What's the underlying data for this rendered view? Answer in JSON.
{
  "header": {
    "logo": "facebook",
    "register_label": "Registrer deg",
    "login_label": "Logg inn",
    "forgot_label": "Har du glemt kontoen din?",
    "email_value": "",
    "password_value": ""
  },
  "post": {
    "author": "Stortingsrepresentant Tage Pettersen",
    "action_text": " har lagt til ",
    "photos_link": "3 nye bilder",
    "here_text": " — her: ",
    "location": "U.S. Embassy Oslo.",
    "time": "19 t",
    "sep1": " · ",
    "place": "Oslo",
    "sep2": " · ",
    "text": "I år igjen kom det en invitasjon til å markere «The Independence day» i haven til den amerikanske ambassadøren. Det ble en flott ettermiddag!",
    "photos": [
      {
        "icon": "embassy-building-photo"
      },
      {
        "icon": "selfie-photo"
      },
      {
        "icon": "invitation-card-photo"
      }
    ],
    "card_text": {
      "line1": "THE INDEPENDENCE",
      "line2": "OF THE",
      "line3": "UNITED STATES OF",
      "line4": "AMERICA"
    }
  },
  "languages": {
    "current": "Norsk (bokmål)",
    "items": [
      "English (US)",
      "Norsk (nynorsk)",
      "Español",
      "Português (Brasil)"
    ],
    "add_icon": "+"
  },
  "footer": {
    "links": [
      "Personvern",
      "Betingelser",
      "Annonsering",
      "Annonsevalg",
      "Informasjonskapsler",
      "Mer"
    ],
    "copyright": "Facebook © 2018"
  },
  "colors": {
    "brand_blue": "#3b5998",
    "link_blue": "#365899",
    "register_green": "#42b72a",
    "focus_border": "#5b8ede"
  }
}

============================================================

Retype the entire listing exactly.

What's the underlying data for this rendered view? Answer in JSON.
{
  "header": {
    "logo": "facebook",
    "register_label": "Registrer deg",
    "login_label": "Logg inn",
    "forgot_label": "Har du glemt kontoen din?",
    "email_value": "",
    "password_value": ""
  },
  "post": {
    "author": "Stortingsrepresentant Tage Pettersen",
    "action_text": " har lagt til ",
    "photos_link": "3 nye bilder",
    "here_text": " — her: ",
    "location": "U.S. Embassy Oslo.",
    "time": "19 t",
    "sep1": " · ",
    "place": "Oslo",
    "sep2": " · ",
    "text": "I år igjen kom det en invitasjon til å markere «The Independence day» i haven til den amerikanske ambassadøren. Det ble en flott ettermiddag!",
    "photos": [
      {
        "icon": "embassy-building-photo"
      },
      {
        "icon": "selfie-photo"
      },
      {
        "icon": "invitation-card-photo"
      }
    ],
    "card_text": {
      "line1": "THE INDEPENDENCE",
      "line2": "OF THE",
      "line3": "UNITED STATES OF",
      "line4": "AMERICA"
    }
  },
  "languages": {
    "current": "Norsk (bokmål)",
    "items": [
      "English (US)",
      "Norsk (nynorsk)",
      "Español",
      "Português (Brasil)"
    ],
    "add_icon": "+"
  },
  "footer": {
    "links": [
      "Personvern",
      "Betingelser",
      "Annonsering",
      "Annonsevalg",
      "Informasjonskapsler",
      "Mer"
    ],
    "copyright": "Facebook © 2018"
  },
  "colors": {
    "brand_blue": "#3b5998",
    "link_blue": "#365899",
    "register_green": "#42b72a",
    "focus_border": "#5b8ede"
  }
}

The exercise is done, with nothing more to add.